As I have said, there could be evidence to support impeachment on the proposed incitement article but it would have to be found before or after the speech to show an intent to spark rioting or to allow it to continue.  As with the 25th Amendment claim, such evidence would be found from within the White House and through a traditional impeachment inquiry.

Here is the column: Continue reading “How A Snap Impeachment Could Shatter Our Constitutional Balance”

Be Careful With The 25th Amendment

Below is my column in USA Today on the call to use the 25th Amendment to “remove” President Donald Trump. As a threshold matter, the 25th Amendment does not “remove” a president but rather shifts his powers to the Vice President. The only method for removal of a president from office is impeachment. The 25th Amendment refers to the Vice President as “acting” in his capacity.  However, “removal” is a common way of expressing the substitution under the 25th Amendment.

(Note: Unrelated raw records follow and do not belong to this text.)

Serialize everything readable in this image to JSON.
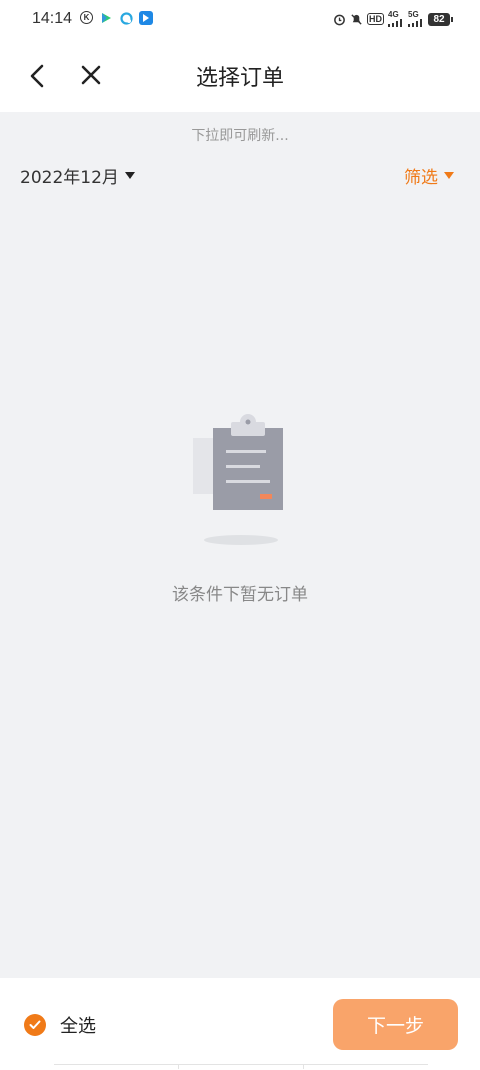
{
  "status_bar": {
    "time": "14:14",
    "left_icons": [
      "k-icon",
      "play-icon",
      "bird-icon",
      "map-icon"
    ],
    "right_icons": [
      "alarm-icon",
      "mute-icon",
      "hd-icon",
      "signal-4g-icon",
      "signal-5g-icon"
    ],
    "network_1": "4G",
    "network_2": "5G",
    "hd_label": "HD",
    "battery": "82"
  },
  "navbar": {
    "title": "选择订单"
  },
  "list": {
    "refresh_hint": "下拉即可刷新...",
    "month": "2022年12月",
    "filter_label": "筛选"
  },
  "empty_state": {
    "message": "该条件下暂无订单"
  },
  "footer": {
    "select_all_label": "全选",
    "next_label": "下一步"
  },
  "colors": {
    "accent": "#f07a18",
    "button": "#f9a46a",
    "background": "#f1f2f4"
  }
}
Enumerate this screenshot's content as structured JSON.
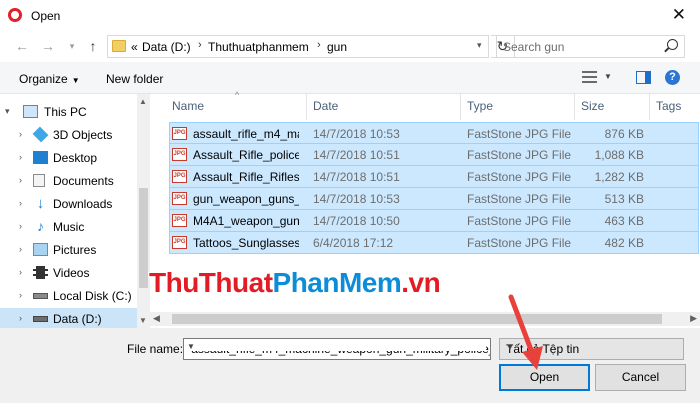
{
  "window": {
    "title": "Open",
    "accent": "#0078d7"
  },
  "nav": {
    "breadcrumbs": [
      "«",
      "Data (D:)",
      "Thuthuatphanmem",
      "gun"
    ],
    "search_placeholder": "Search gun"
  },
  "toolbar": {
    "organize": "Organize",
    "new_folder": "New folder"
  },
  "sidebar": {
    "items": [
      {
        "label": "This PC",
        "icon": "monitor-icon"
      },
      {
        "label": "3D Objects",
        "icon": "cube-icon"
      },
      {
        "label": "Desktop",
        "icon": "desktop-icon"
      },
      {
        "label": "Documents",
        "icon": "documents-icon"
      },
      {
        "label": "Downloads",
        "icon": "download-arrow-icon"
      },
      {
        "label": "Music",
        "icon": "music-note-icon"
      },
      {
        "label": "Pictures",
        "icon": "pictures-icon"
      },
      {
        "label": "Videos",
        "icon": "film-icon"
      },
      {
        "label": "Local Disk (C:)",
        "icon": "drive-icon"
      },
      {
        "label": "Data (D:)",
        "icon": "drive-icon",
        "selected": true
      }
    ]
  },
  "files": {
    "columns": [
      "Name",
      "Date",
      "Type",
      "Size",
      "Tags"
    ],
    "rows": [
      {
        "name": "assault_rifle_m4_ma...",
        "date": "14/7/2018 10:53",
        "type": "FastStone JPG File",
        "size": "876 KB"
      },
      {
        "name": "Assault_Rifle_police...",
        "date": "14/7/2018 10:51",
        "type": "FastStone JPG File",
        "size": "1,088 KB"
      },
      {
        "name": "Assault_Rifle_Rifles_...",
        "date": "14/7/2018 10:51",
        "type": "FastStone JPG File",
        "size": "1,282 KB"
      },
      {
        "name": "gun_weapon_guns_...",
        "date": "14/7/2018 10:53",
        "type": "FastStone JPG File",
        "size": "513 KB"
      },
      {
        "name": "M4A1_weapon_gun...",
        "date": "14/7/2018 10:50",
        "type": "FastStone JPG File",
        "size": "463 KB"
      },
      {
        "name": "Tattoos_Sunglasses...",
        "date": "6/4/2018 17:12",
        "type": "FastStone JPG File",
        "size": "482 KB"
      }
    ],
    "icon_label": "JPG"
  },
  "footer": {
    "file_name_label": "File name:",
    "file_name_value": "\"assault_rifle_m4_machine_weapon_gun_military_police_",
    "file_type_value": "Tất cả Tệp tin",
    "open_label": "Open",
    "cancel_label": "Cancel"
  },
  "watermark": {
    "part1": "ThuThuat",
    "part2": "PhanMem",
    "part3": ".vn"
  }
}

The main problem is not the nomenclature but the standard. Section 4 actions under the amendment are designed for physical or mental incapacities. Such evidence may exist but it has not been disclosed. Vice President Mike Pence would need to disclose such evidence of mental illness or irrationality in the President. The speech alone is not a basis for a 25th Amendment “removal.”

This week, Speaker Nancy Pelosi is continuing to call for the invocation of the 25th Amendment or impeachment as alternative courses of action.  She and others have expressed a preference for the 25th Amendment due to the limited time remaining before President Trump leaves office.  However, neither time nor the text for a 25th Amendment action is supportive in this effort. More importantly, without such clear evidence of mental incapacity, the use of the 25th Amendment could introduce even greater instability in our system.

Here is the column: Continue reading “Be Careful With The 25th Amendment”

A Crisis Of Faith: Why We Should Be Worried More About A Desecration Than An Insurrection

Below is my column in the Hill on the riot at Congress and its implications for our country.  As shown by the unfounded rush for a “snap impeachment,” we are experiencing a crisis of faith in this country — not only in our Constitution but ourselves.  Pushing for a snap vote (and snap judgment) on these issues will only exacerbate our divisions. This is a time for deliberative, not impulsive, action in Congress.

Here is the column:

Continue reading “A Crisis Of Faith: Why We Should Be Worried More About A Desecration Than An Insurrection”